- California voters weighed in on Proposition 22, a ballot measure that would exempt drivers for app-based transportation and delivery companies from being classified as employees.
- The ballot measure had essentially become one of Uber and Lyft's last hopes in the state to continue their operations under the status quo.
- The companies faced a lawsuit from California's attorney general, accusing them of violating the state's new labor law, AB5.
California voters decided Tuesday that Uber and Lyft should be exempt from state labor law that aimed to make their drivers employees rather than contractors, according to projections from NBC News.
The proposition would allow drivers for app-based transportation and delivery companies to be classified as independent contractors in many circumstances. While that would disqualify them for benefits granted to employees, the measure also entitles drivers to new benefits like minimum earnings and vehicle insurance.
Several gig economy apps backed the measure, including Uber, Lyft, DoorDash, Instacart and Postmates, which Uber is acquiring. The support from these companies helped raise nearly $203 million to back the measure, while opponents raised less than $20 million, according to tallies compiled by Ballotpedia.
Democratic presidential nominee Joe Biden opposed the measure. Biden tweeted in May that Californians should vote no on the initiative and said, "gig economy giants are trying to gut the law and exempt their workers. It's unacceptable."
While Uber and Lyft were able to raise gobs of cash from venture capitalists and have multibillion dollar valuations on the public market, neither has reached profitability. That makes the contractor-driver model especially important to the businesses, allowing them to avoid costly benefits associated with employment, such as unemployment insurance.
The companies have warned they'd likely have to pass on increased costs of worker reclassification to consumers. Uber estimated in a blog post earlier this year that it would have to raise rider prices by 25% to 111% in parts of California to cover the costs.
The New York Times reported in August that both companies were considering a fleet-like model, similar to traditional taxis. Under that model, the companies would license their brands to operators like a franchise, according to the Times.
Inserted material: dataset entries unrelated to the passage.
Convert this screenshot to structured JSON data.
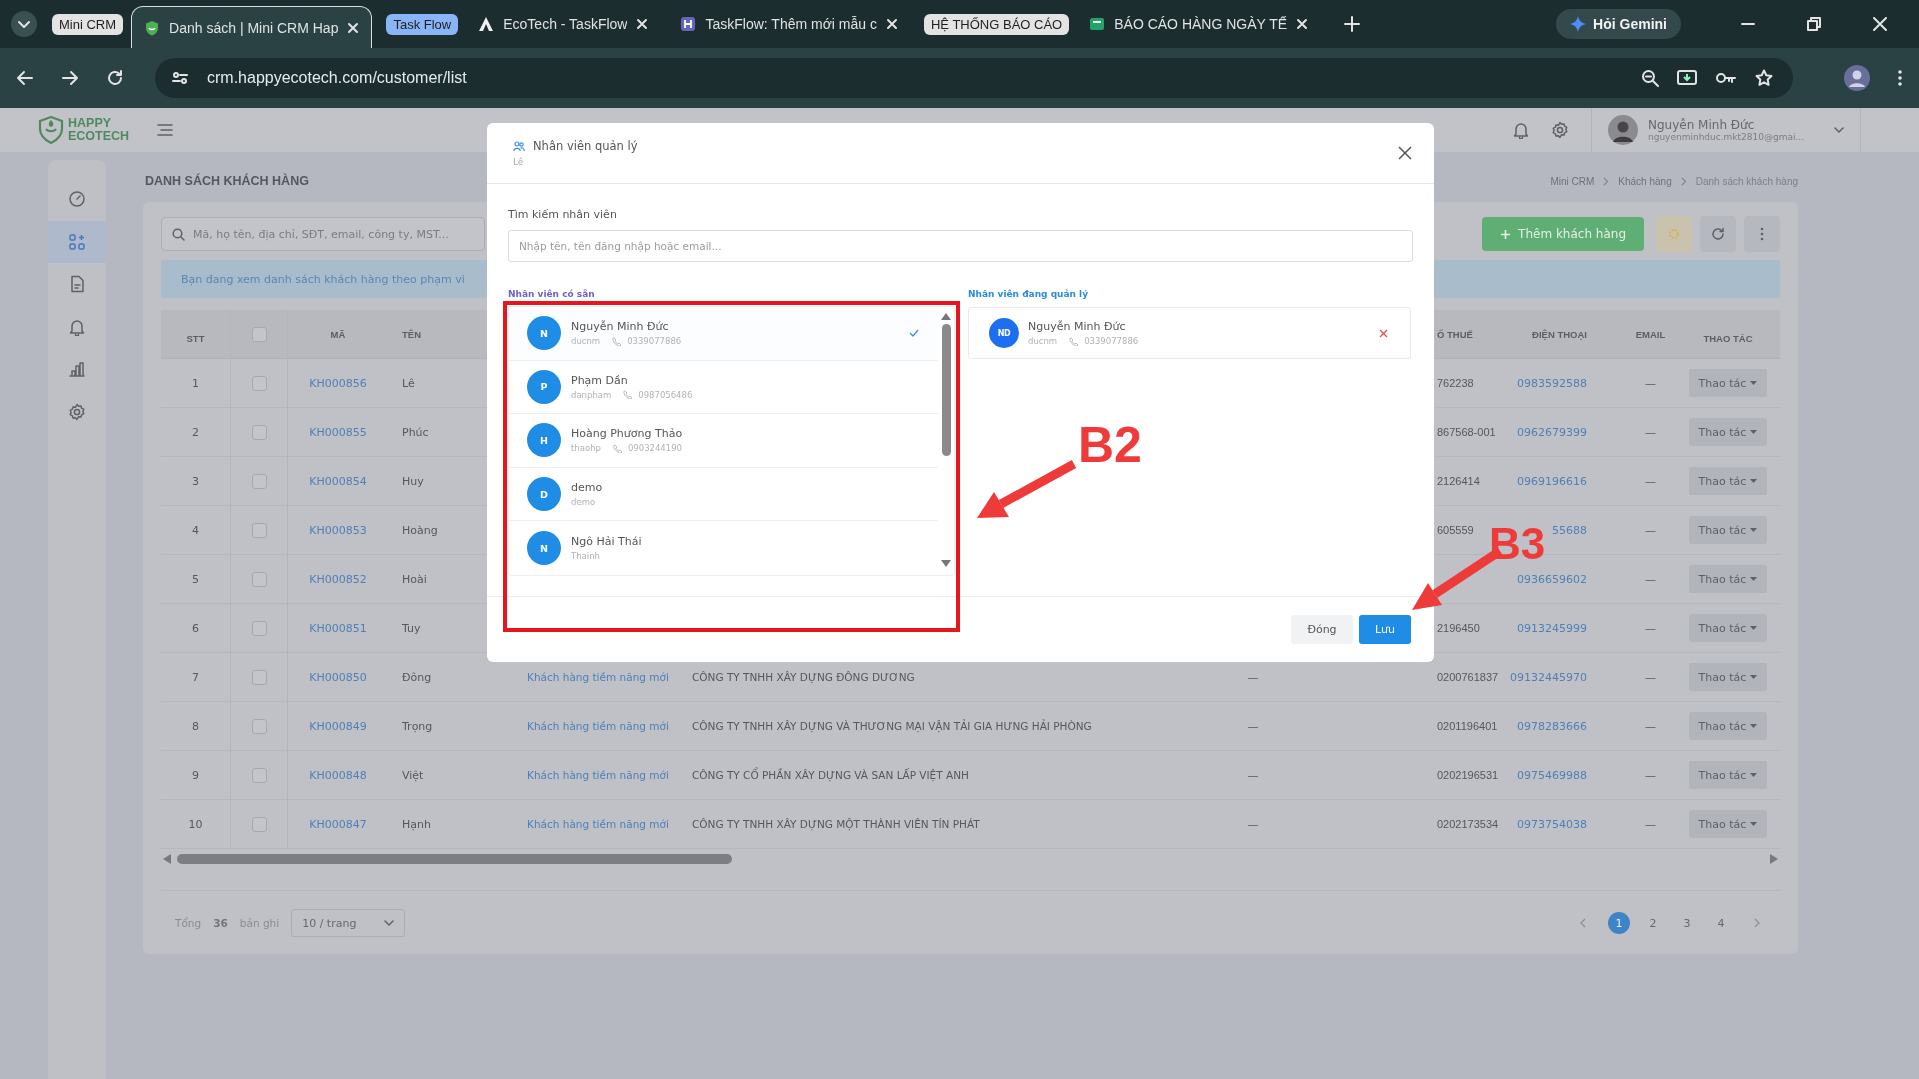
{
  "browser": {
    "tab_strip": [
      {
        "kind": "group",
        "label": "Mini CRM",
        "color": "#e3e3e3"
      },
      {
        "kind": "tab",
        "title": "Danh sách | Mini CRM Hap",
        "selected": true
      },
      {
        "kind": "group",
        "label": "Task Flow",
        "color": "#8ab4f8"
      },
      {
        "kind": "tab",
        "title": "EcoTech - TaskFlow",
        "selected": false
      },
      {
        "kind": "tab",
        "title": "TaskFlow: Thêm mới mẫu c",
        "selected": false
      },
      {
        "kind": "group",
        "label": "HỆ THỐNG BÁO CÁO",
        "color": "#e3e3e3"
      },
      {
        "kind": "tab",
        "title": "BÁO CÁO HÀNG NGÀY TẾ",
        "selected": false
      }
    ],
    "gemini_button": "Hỏi Gemini",
    "address": "crm.happyecotech.com/customer/list"
  },
  "app": {
    "logo": {
      "line_1": "HAPPY",
      "line_2": "ECOTECH"
    },
    "user": {
      "name": "Nguyễn Minh Đức",
      "email": "nguyenminhduc.mkt2810@gmai..."
    },
    "sidebar": {
      "items": [
        {
          "selected": false
        },
        {
          "selected": true
        },
        {
          "selected": false
        },
        {
          "selected": false
        },
        {
          "selected": false
        },
        {
          "selected": false
        }
      ]
    },
    "page_title": "DANH SÁCH KHÁCH HÀNG",
    "breadcrumb": [
      {
        "label": "Mini CRM",
        "current": false
      },
      {
        "label": "Khách hàng",
        "current": false
      },
      {
        "label": "Danh sách khách hàng",
        "current": true
      }
    ],
    "search": {
      "placeholder": "Mã, họ tên, địa chỉ, SĐT, email, công ty, MST..."
    },
    "add_button": "Thêm khách hàng",
    "notice": "Bạn đang xem danh sách khách hàng theo phạm vi",
    "table": {
      "columns": [
        {
          "kind": "stt",
          "label": "STT"
        },
        {
          "kind": "check",
          "checked": false
        },
        {
          "kind": "code",
          "label": "MÃ"
        },
        {
          "kind": "name",
          "label": "TÊN"
        },
        {
          "kind": "type"
        },
        {
          "kind": "company"
        },
        {
          "kind": "column_7"
        },
        {
          "kind": "tax",
          "label": "Ố THUẾ"
        },
        {
          "kind": "phone",
          "label": "ĐIỆN THOẠI"
        },
        {
          "kind": "email",
          "label": "EMAIL"
        },
        {
          "kind": "actions",
          "label": "THAO TÁC"
        }
      ],
      "rows": [
        {
          "stt": "1",
          "checked": false,
          "code": "KH000856",
          "name": "Lê",
          "tax": "762238",
          "phone": "0983592588",
          "email": "—",
          "actions": "Thao tác"
        },
        {
          "stt": "2",
          "checked": false,
          "code": "KH000855",
          "name": "Phúc",
          "tax": "867568-001",
          "phone": "0962679399",
          "email": "—",
          "actions": "Thao tác"
        },
        {
          "stt": "3",
          "checked": false,
          "code": "KH000854",
          "name": "Huy",
          "tax": "2126414",
          "phone": "0969196616",
          "email": "—",
          "actions": "Thao tác"
        },
        {
          "stt": "4",
          "checked": false,
          "code": "KH000853",
          "name": "Hoàng",
          "tax": "605559",
          "phone": "55688",
          "email": "—",
          "actions": "Thao tác"
        },
        {
          "stt": "5",
          "checked": false,
          "code": "KH000852",
          "name": "Hoài",
          "phone": "0936659602",
          "email": "—",
          "actions": "Thao tác"
        },
        {
          "stt": "6",
          "checked": false,
          "code": "KH000851",
          "name": "Tuy",
          "tax": "2196450",
          "phone": "0913245999",
          "email": "—",
          "actions": "Thao tác"
        },
        {
          "stt": "7",
          "checked": false,
          "code": "KH000850",
          "name": "Đông",
          "type": "Khách hàng tiềm năng mới",
          "company": "CÔNG TY TNHH XÂY DỰNG ĐÔNG DƯƠNG",
          "column_7": "—",
          "tax": "0200761837",
          "phone": "09132445970",
          "email": "—",
          "actions": "Thao tác"
        },
        {
          "stt": "8",
          "checked": false,
          "code": "KH000849",
          "name": "Trọng",
          "type": "Khách hàng tiềm năng mới",
          "company": "CÔNG TY TNHH XÂY DỰNG VÀ THƯƠNG MẠI VẬN TẢI GIA HƯNG HẢI PHÒNG",
          "column_7": "—",
          "tax": "0201196401",
          "phone": "0978283666",
          "email": "—",
          "actions": "Thao tác"
        },
        {
          "stt": "9",
          "checked": false,
          "code": "KH000848",
          "name": "Việt",
          "type": "Khách hàng tiềm năng mới",
          "company": "CÔNG TY CỔ PHẦN XÂY DỰNG VÀ SAN LẤP VIỆT ANH",
          "column_7": "—",
          "tax": "0202196531",
          "phone": "0975469988",
          "email": "—",
          "actions": "Thao tác"
        },
        {
          "stt": "10",
          "checked": false,
          "code": "KH000847",
          "name": "Hạnh",
          "type": "Khách hàng tiềm năng mới",
          "company": "CÔNG TY TNHH XÂY DỰNG MỘT THÀNH VIÊN TÍN PHÁT",
          "column_7": "—",
          "tax": "0202173534",
          "phone": "0973754038",
          "email": "—",
          "actions": "Thao tác"
        }
      ]
    },
    "footer": {
      "total_label": "Tổng",
      "total": "36",
      "unit": "bản ghi",
      "page_size": "10 / trang",
      "pages": [
        {
          "label": "1",
          "selected": true
        },
        {
          "label": "2",
          "selected": false
        },
        {
          "label": "3",
          "selected": false
        },
        {
          "label": "4",
          "selected": false
        }
      ]
    }
  },
  "modal": {
    "title": "Nhân viên quản lý",
    "subtitle": "Lê",
    "search_label": "Tìm kiếm nhân viên",
    "search_placeholder": "Nhập tên, tên đăng nhập hoặc email...",
    "available_label": "Nhân viên có sẵn",
    "available": [
      {
        "initial": "N",
        "name": "Nguyễn Minh Đức",
        "username": "ducnm",
        "phone": "0339077886",
        "selected": true
      },
      {
        "initial": "P",
        "name": "Phạm Dần",
        "username": "danpham",
        "phone": "0987056486",
        "selected": false
      },
      {
        "initial": "H",
        "name": "Hoàng Phương Thảo",
        "username": "thaohp",
        "phone": "0903244190",
        "selected": false
      },
      {
        "initial": "D",
        "name": "demo",
        "username": "demo",
        "selected": false
      },
      {
        "initial": "N",
        "name": "Ngô Hải Thái",
        "username": "Thainh",
        "selected": false
      }
    ],
    "managed_label": "Nhân viên đang quản lý",
    "managed": [
      {
        "initials": "ND",
        "name": "Nguyễn Minh Đức",
        "username": "ducnm",
        "phone": "0339077886"
      }
    ],
    "buttons": [
      {
        "kind": "secondary",
        "label": "Đóng"
      },
      {
        "kind": "primary",
        "label": "Lưu"
      }
    ]
  },
  "annotations": [
    {
      "kind": "box"
    },
    {
      "kind": "arrow",
      "label": "B2"
    },
    {
      "kind": "arrow",
      "label": "B3"
    }
  ]
}
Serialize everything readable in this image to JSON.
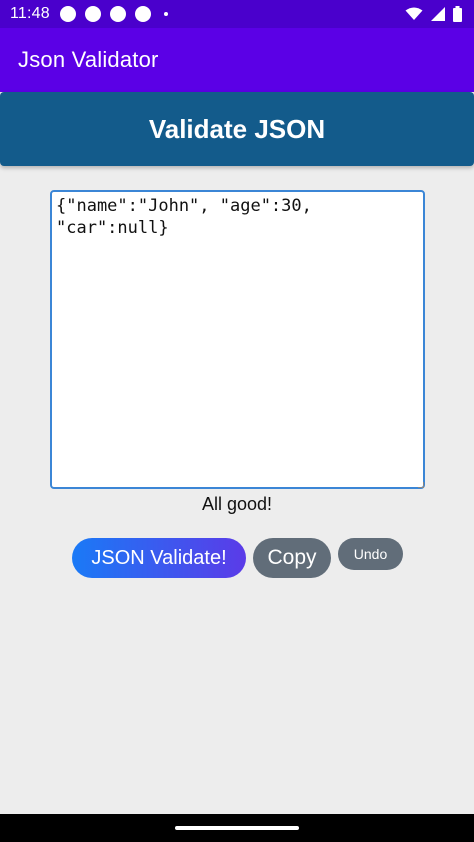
{
  "status_bar": {
    "time": "11:48",
    "icons": [
      "circle-icon",
      "circle-icon",
      "circle-icon",
      "circle-icon",
      "dot-icon",
      "wifi-icon",
      "signal-icon",
      "battery-icon"
    ]
  },
  "app_bar": {
    "title": "Json Validator"
  },
  "header": {
    "title": "Validate JSON"
  },
  "editor": {
    "value": "{\"name\":\"John\", \"age\":30,\n\"car\":null}"
  },
  "message": "All good!",
  "buttons": {
    "validate": "JSON Validate!",
    "copy": "Copy",
    "undo": "Undo"
  },
  "colors": {
    "status_bar": "#4a00cc",
    "app_bar": "#5b00e6",
    "header": "#135b8b",
    "background": "#ededed",
    "editor_border": "#3b86d6",
    "button_gray": "#616d79",
    "gradient_start": "#1a7af6",
    "gradient_end": "#5b3be8"
  }
}
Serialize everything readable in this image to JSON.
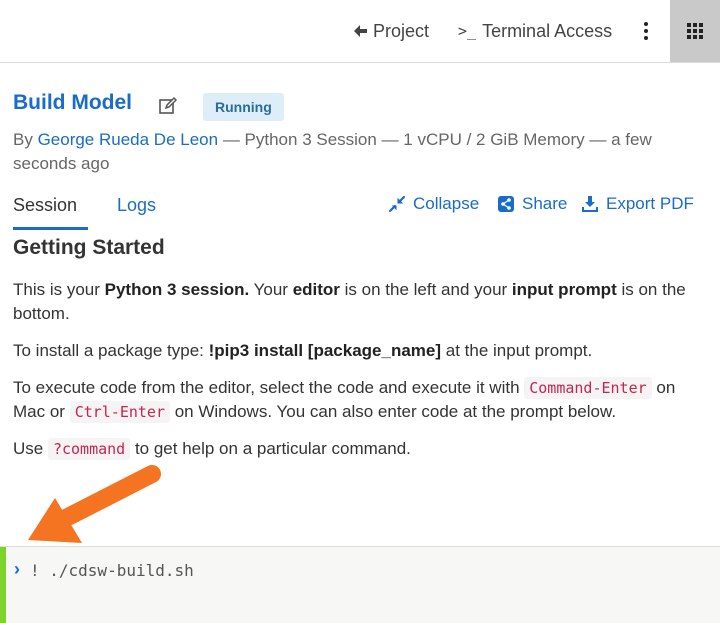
{
  "topbar": {
    "project_label": "Project",
    "terminal_label": "Terminal Access"
  },
  "header": {
    "title": "Build Model",
    "status": "Running",
    "meta_prefix": "By ",
    "author": "George Rueda De Leon",
    "meta_rest": " — Python 3 Session — 1 vCPU / 2 GiB Memory — a few seconds ago"
  },
  "tabs": [
    {
      "label": "Session",
      "active": true
    },
    {
      "label": "Logs",
      "active": false
    }
  ],
  "actions": {
    "collapse": "Collapse",
    "share": "Share",
    "export": "Export PDF"
  },
  "content": {
    "heading": "Getting Started",
    "p1": {
      "a": "This is your ",
      "b1": "Python 3 session.",
      "c": " Your ",
      "b2": "editor",
      "d": " is on the left and your ",
      "b3": "input prompt",
      "e": " is on the bottom."
    },
    "p2": {
      "a": "To install a package type: ",
      "b": "!pip3 install [package_name]",
      "c": " at the input prompt."
    },
    "p3": {
      "a": "To execute code from the editor, select the code and execute it with ",
      "code1": "Command-Enter",
      "b": " on Mac or ",
      "code2": "Ctrl-Enter",
      "c": " on Windows. You can also enter code at the prompt below."
    },
    "p4": {
      "a": "Use ",
      "code": "?command",
      "b": " to get help on a particular command."
    }
  },
  "prompt": {
    "value": "! ./cdsw-build.sh"
  },
  "colors": {
    "link": "#1a6cc9",
    "badge_bg": "#ddeef9",
    "prompt_bar": "#7cd32a",
    "arrow": "#f47421",
    "code_text": "#c7254e"
  }
}
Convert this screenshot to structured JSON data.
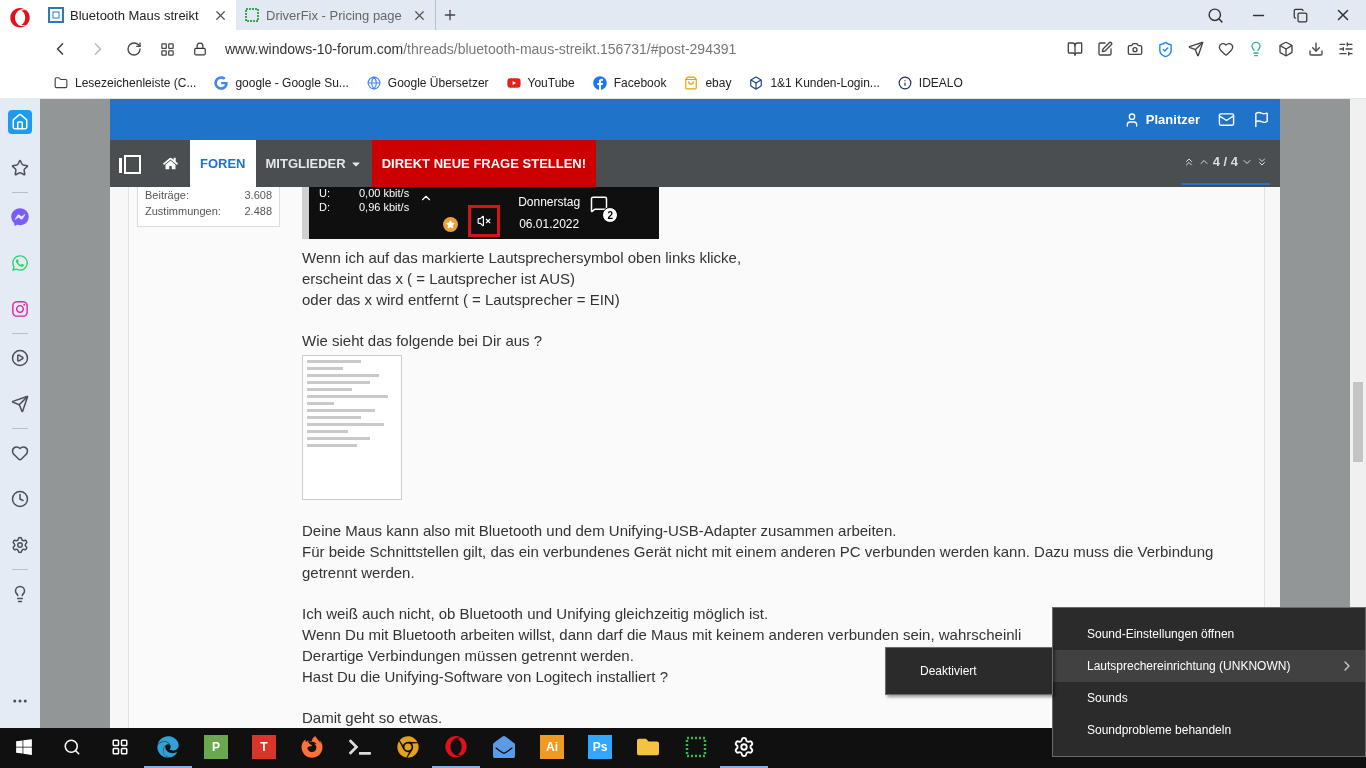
{
  "browser_tabs": [
    {
      "title": "Bluetooth Maus streikt",
      "selected": true,
      "kind": "forum"
    },
    {
      "title": "DriverFix - Pricing page",
      "selected": false,
      "kind": "dots"
    }
  ],
  "address": {
    "host": "www.windows-10-forum.com",
    "path": "/threads/bluetooth-maus-streikt.156731/#post-294391"
  },
  "bookmarks": [
    {
      "kind": "folder",
      "label": "Lesezeichenleiste (C..."
    },
    {
      "kind": "google",
      "label": "google - Google Su..."
    },
    {
      "kind": "translate",
      "label": "Google Übersetzer"
    },
    {
      "kind": "youtube",
      "label": "YouTube"
    },
    {
      "kind": "facebook",
      "label": "Facebook"
    },
    {
      "kind": "bag",
      "label": "ebay"
    },
    {
      "kind": "square",
      "label": "1&1 Kunden-Login..."
    },
    {
      "kind": "info",
      "label": "IDEALO"
    }
  ],
  "sidebar": {
    "groups": [
      {
        "items": [
          {
            "kind": "home",
            "selected": true
          },
          {
            "kind": "star",
            "selected": false
          }
        ]
      },
      {
        "items": [
          {
            "kind": "messenger",
            "selected": false
          },
          {
            "kind": "whatsapp",
            "selected": false
          },
          {
            "kind": "instagram",
            "selected": false
          }
        ]
      },
      {
        "items": [
          {
            "kind": "play",
            "selected": false
          },
          {
            "kind": "send",
            "selected": false
          }
        ]
      },
      {
        "items": [
          {
            "kind": "heart",
            "selected": false
          },
          {
            "kind": "clock",
            "selected": false
          },
          {
            "kind": "settings",
            "selected": false
          }
        ]
      },
      {
        "items": [
          {
            "kind": "bulb",
            "selected": false
          }
        ]
      }
    ]
  },
  "forum_header": {
    "user": "Planitzer"
  },
  "forum_nav": [
    {
      "kind": "tab",
      "label": "FOREN",
      "selected": true
    },
    {
      "kind": "dropdown",
      "label": "MITGLIEDER",
      "selected": false
    },
    {
      "kind": "cta",
      "label": "DIREKT NEUE FRAGE STELLEN!",
      "selected": false
    }
  ],
  "pager": {
    "text": "4 / 4"
  },
  "user_stats": [
    {
      "label": "Beiträge:",
      "value": "3.608"
    },
    {
      "label": "Zustimmungen:",
      "value": "2.488"
    }
  ],
  "embedded_screenshot": {
    "upload_label": "U:",
    "upload": "0,00 kbit/s",
    "download_label": "D:",
    "download": "0,96 kbit/s",
    "day": "Donnerstag",
    "date": "06.01.2022",
    "notifications": "2",
    "muted": true
  },
  "post": [
    {
      "kind": "paragraph",
      "lines": [
        "Wenn ich auf das markierte Lautsprechersymbol oben links klicke,",
        "erscheint das x ( = Lautsprecher ist AUS)",
        "oder das x wird entfernt ( = Lautsprecher = EIN)"
      ]
    },
    {
      "kind": "paragraph",
      "lines": [
        "Wie sieht das folgende bei Dir aus ?"
      ]
    },
    {
      "kind": "image"
    },
    {
      "kind": "paragraph",
      "lines": [
        "Deine Maus kann also mit Bluetooth und dem Unifying-USB-Adapter zusammen arbeiten.",
        "Für beide Schnittstellen gilt, das ein verbundenes Gerät nicht mit einem anderen PC verbunden werden kann. Dazu muss die Verbindung getrennt werden."
      ]
    },
    {
      "kind": "paragraph",
      "lines": [
        "Ich weiß auch nicht, ob Bluetooth und Unifying gleichzeitig möglich ist.",
        "Wenn Du mit Bluetooth arbeiten willst, dann darf die Maus mit keinem anderen verbunden sein, wahrscheinli",
        "Derartige Verbindungen müssen getrennt werden.",
        "Hast Du die Unifying-Software von Logitech installiert ?"
      ]
    },
    {
      "kind": "paragraph",
      "lines": [
        "Damit geht so etwas."
      ]
    }
  ],
  "context_menu": {
    "items": [
      {
        "label": "Sound-Einstellungen öffnen",
        "selected": false,
        "submenu": false
      },
      {
        "label": "Lautsprechereinrichtung (UNKNOWN)",
        "selected": true,
        "submenu": true
      },
      {
        "label": "Sounds",
        "selected": false,
        "submenu": false
      },
      {
        "label": "Soundprobleme behandeln",
        "selected": false,
        "submenu": false
      }
    ]
  },
  "submenu": {
    "items": [
      "Deaktiviert"
    ]
  },
  "taskbar": {
    "apps": [
      {
        "kind": "edge",
        "running": true
      },
      {
        "kind": "tile",
        "label": "P",
        "color": "#6aa84f",
        "running": false
      },
      {
        "kind": "tile",
        "label": "T",
        "color": "#d9352b",
        "running": false
      },
      {
        "kind": "firefox",
        "running": false
      },
      {
        "kind": "terminal",
        "running": false
      },
      {
        "kind": "chrome",
        "running": false
      },
      {
        "kind": "opera",
        "running": true
      },
      {
        "kind": "mail",
        "running": false
      },
      {
        "kind": "tile",
        "label": "Ai",
        "color": "#f29a1f",
        "running": false
      },
      {
        "kind": "tile",
        "label": "Ps",
        "color": "#31a8ff",
        "running": false
      },
      {
        "kind": "folder",
        "running": false
      },
      {
        "kind": "dots",
        "running": false
      },
      {
        "kind": "settings",
        "running": true
      }
    ]
  }
}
The proposition has significant implications for DoorDash and Instacart, both of which are reportedly preparing to go public. Like Uber and Lyft, these companies also rely heavily on gig workers for their delivery services. Without the passage of Prop 22, the companies would likely have had to worry about bigger expenses to hire workers as employees.
Critics like Rep. Ro Khanna, D-Calif., have said there's nothing written into current labor law stopping Uber and Lyft from providing flexibility to drivers while classifying them as employees. The companies have countered that the logistics of such a model would be untenable since it would be too difficult to track time worked.
The companies faced a setback in August when a trial judge granted a preliminary injunction forcing them to reclassify their drivers as employees, although that ruling has yet to go into effect as the case makes its way through the legal process. The lawsuit's fate is unclear now that the ballot measure has passed.
"In a historic election, California drivers sent a clear message that we want to be independent, and that what's best for us is a new approach that preserves our independence while providing new benefits," Bay Area rideshare driver Jimmy Strano said in a statement shared by Yes on 22, a committee funded by Uber, Lyft and DoorDash.
A Lyft spokesperson deferred to the statements from Yes on 22. Representatives from Uber and the California attorney general's office did not immediately respond to requests for comment.